Makgeolli Mamas and Papas (or MMP for short) was started by Monica and Julie, two expat women living in Korea. It began about a year ago as an informal meeting of makgeolli lovers and has since developed into a more organized community. Their website strives to educate the public on Korean makgeolli culture but the real draw of MMP is the makgeolli meetup that is held every three weeks. The event is open to only 10 people on a first come, first served basis, so I was lucky to have found the website just in time and made sure to apply as soon as I could. I paid my registration fee of 10,000won which would cover the costs of the alcohol and the food. I couldn't have been more excited.
The venue changes with each meeting and September 22nd's meet up was held at the Pub of the Blue Star, a makgeolli bar that is tucked away in a converted hanok on a hidden back alley of Insadong so narrow I contemplated not eating so that I would be able to get through on my way out. But, of course, that idea went out the window once I saw the anju (drinking snacks) .
The first thing I noticed about Blue Star was the atmosphere. Decor included squatting buddhas, old movie posters, black and white photos of unrecognizable but friendly faces, and jars of miscellaneous roots. I also loved the colorful prayer flags that brought me back to my stay in McLeod Ganj, India, a destination that the owner also spent some time in during his few decades of travel. The hanok was rustic and the seating was cramped, which ended up being the perfect combination for creating a comfortable atmosphere amongst the "mamas and papas."

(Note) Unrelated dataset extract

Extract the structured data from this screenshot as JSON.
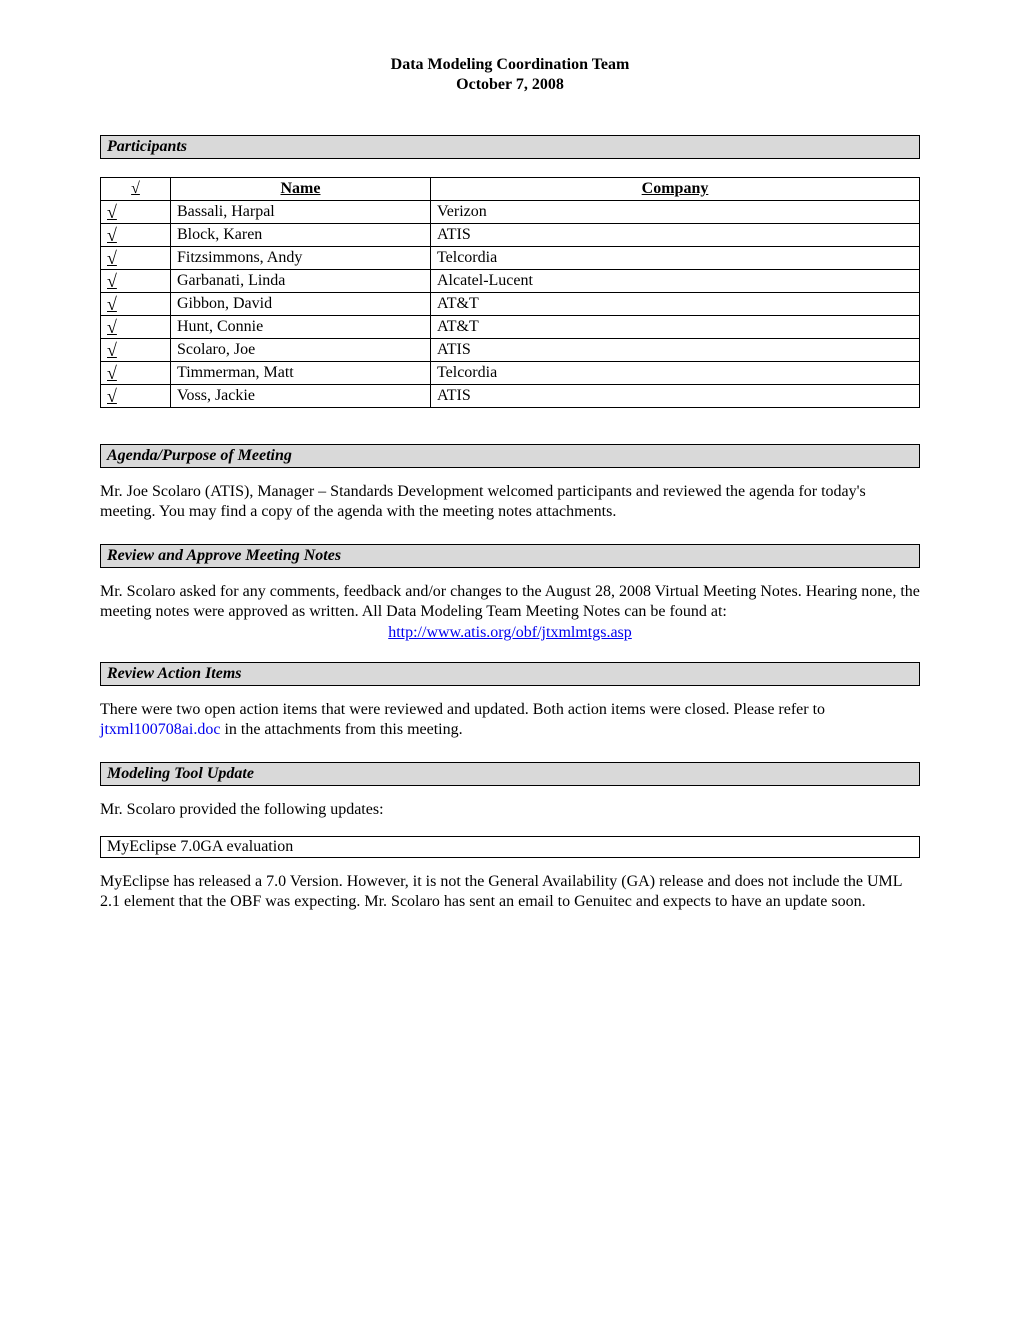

I was the only newbie but didn't feel out of place, as everyone was extremely welcoming. Monica, the founder of the group, distributed the surveys we would be completing throughout the evening to rate the venue, the makgeolli, and the food.
The saeng makgeolli, which is essentially standard makgeolli, was soon delivered in brass kettles. We poured the milky white goodness into each drinking bowl, Korean style. The stuff was good, distinctively different from your average convenience store bottle. We also sampled an herb variety which was sub-par, but the mugwort makgeolli, which looked like green tea, was to die for.
The food at Blue Star did not disappoint, either. The haemul pajeon (seafood pancake) was delicious despite the fact I'm not a huge octopus fan. The dueji bulgogi (marinated pork) was perfectly seasoned and greasy, making it an excellent drinking food. We also tried some sort of root covered with sauce whose name I forget (mostly because I was quite tipsy at the point it was brought out) but what I do remember is repeatedly thinking "Wow... this is so GOOD!" The highlight of the spread was the kimchi tobu (kimchi and tofu) which was probably the best I've ever eaten. The tofu was presented in little pyramids and practically melted in my mouth.
It was obvious we were all enjoying ourselves as the night progressed. I was enjoying myself a bit too much and ended up quite drunk, staying in the bar long after the meeting was officially over. A few others and I ordered a few more bowls of mugwort makgeolli and played drinking games until we decided to head out to Hongdae.
Despite the end of the night being a blur, I had an excellent time at Blue Star with the fellow makgeolli enthusiasts. It's rare that I meet other foreigners (or even Koreans for that matter) who enjoy makgeolli so it was great meeting others passionate about the traditional alcohol. There's no doubt that I'll be joining the mamas and papas table in the future for more fun, more food, and, of course, more makgeolli.
The Makgeolli Mamas and Papas meet every three weeks. They will also be holding a makgeolli making class on October 20th, 2012. For more information, check out their website by clicking here.
To get to the Pub of the Blue Star, take the subway to Anguk Station. Go out exit 6 and take the first left down the narrow alley. It will be to your right immediately after the narrow gets wider.